I read Madeline Miller's 'Circe' recently. It was an impulse kindle app buy when I was staying with my mother and didn't fancy the book I'd bought with me. I must have seen somebody be enthusiastic about it, and it had a list of excellent reviews so it seemed like a good bet. It was. It also made me think of Atwood's Penelopiad, and as I had that to hand it made sense to read it again as well.
Penelope has a significant presence in Miller's book too so it was interesting to compare the two versions of her, and I'm always interested in the Odyssey. I remember being read a child friendly version of it at primary school which was more than enough to hook me into the Greek myths, and make me want to read as much as I could. There was a cartoon set in space but based on the Odyssey at about the same time, which left less of an impression but reinforced the power of the story.
I read E. V. Rieu's translation published by Penguin classics when I was 17, an earnest A level student, and still very impressionable, also long before I understood that translations are interpretations. It's times like this when I think I could quite happily spend the rest of my reading life concentrating on a close reading of different translations and versions of the same story cycle.
I first read 'The Penelopiad' not long after it came out (2005), and after decades of accepting Penelope as the dutiful wife at home, and never really questioning the fate of the maids it was a jolt out of complacency. It still has the same affect on me.
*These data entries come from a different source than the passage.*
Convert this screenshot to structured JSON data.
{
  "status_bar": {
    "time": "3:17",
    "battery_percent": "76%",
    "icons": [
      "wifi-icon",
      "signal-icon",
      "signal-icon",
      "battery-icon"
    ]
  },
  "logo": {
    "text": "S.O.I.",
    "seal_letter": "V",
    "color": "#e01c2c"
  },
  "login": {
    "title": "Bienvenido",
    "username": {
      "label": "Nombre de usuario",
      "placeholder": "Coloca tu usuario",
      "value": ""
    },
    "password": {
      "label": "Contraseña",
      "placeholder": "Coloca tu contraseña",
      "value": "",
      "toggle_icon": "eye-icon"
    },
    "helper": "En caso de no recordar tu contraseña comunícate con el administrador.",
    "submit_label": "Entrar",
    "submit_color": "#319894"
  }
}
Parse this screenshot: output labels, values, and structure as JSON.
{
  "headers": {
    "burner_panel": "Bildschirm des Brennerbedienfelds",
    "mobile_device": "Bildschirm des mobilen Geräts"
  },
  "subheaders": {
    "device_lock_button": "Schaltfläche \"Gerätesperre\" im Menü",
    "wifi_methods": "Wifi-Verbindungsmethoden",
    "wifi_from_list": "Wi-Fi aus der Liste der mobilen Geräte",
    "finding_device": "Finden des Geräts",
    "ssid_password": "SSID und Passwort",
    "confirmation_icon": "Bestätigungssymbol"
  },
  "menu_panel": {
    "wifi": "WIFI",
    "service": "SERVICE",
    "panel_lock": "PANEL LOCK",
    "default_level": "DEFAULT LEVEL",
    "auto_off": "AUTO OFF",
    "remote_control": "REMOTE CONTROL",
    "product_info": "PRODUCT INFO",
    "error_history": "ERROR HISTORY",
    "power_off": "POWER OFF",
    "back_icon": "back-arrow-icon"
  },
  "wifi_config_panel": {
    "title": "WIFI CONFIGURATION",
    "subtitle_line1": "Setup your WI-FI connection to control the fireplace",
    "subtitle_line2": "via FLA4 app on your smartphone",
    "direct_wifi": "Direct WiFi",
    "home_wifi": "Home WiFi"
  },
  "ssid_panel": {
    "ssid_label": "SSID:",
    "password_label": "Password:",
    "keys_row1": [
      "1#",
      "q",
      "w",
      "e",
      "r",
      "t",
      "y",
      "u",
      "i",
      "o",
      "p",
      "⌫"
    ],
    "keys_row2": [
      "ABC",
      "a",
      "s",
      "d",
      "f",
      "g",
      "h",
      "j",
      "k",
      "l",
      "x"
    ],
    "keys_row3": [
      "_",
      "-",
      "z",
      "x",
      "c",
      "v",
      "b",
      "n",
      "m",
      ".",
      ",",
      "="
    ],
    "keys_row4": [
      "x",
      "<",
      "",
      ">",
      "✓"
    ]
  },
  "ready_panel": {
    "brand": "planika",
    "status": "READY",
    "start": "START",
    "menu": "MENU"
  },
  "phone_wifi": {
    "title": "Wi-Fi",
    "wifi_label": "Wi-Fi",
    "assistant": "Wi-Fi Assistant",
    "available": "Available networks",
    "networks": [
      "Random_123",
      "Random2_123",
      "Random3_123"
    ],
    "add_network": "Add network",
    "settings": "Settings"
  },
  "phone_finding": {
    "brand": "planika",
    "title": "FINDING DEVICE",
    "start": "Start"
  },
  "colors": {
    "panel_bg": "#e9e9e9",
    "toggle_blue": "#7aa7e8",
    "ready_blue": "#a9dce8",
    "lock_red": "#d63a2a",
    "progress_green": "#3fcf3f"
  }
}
The thing about encountering something like the Odyssey at a young enough age is that you don't really question any of it. Atwood's book is all questions, most of them uncomfortable. Who was Penelope, what motivated her, who did she care about, what lies did she tell, what kind of wife was she, what other versions of her are there, what did she know? And here there's the question of how complicit she was in the murder of her 12 maids, who form an angry chorus throughout the book.
This Penelope is unreliable, at least as a narrator, ever changing, jealous of her cousin Helen, cynical, capable, clever, frustrated - a real woman with all the imperfections that implies, and all the interest too.
There's a quote on the cover from The New York Times which says Determinedly irreverent- which seems about right. That irreverence is a useful thing to bring to The Odyssey, it also leaves me with more questions about Penelope than answers, which again seems right - it's a reminder that this story is still a living changing thing, and to not stop questioning it.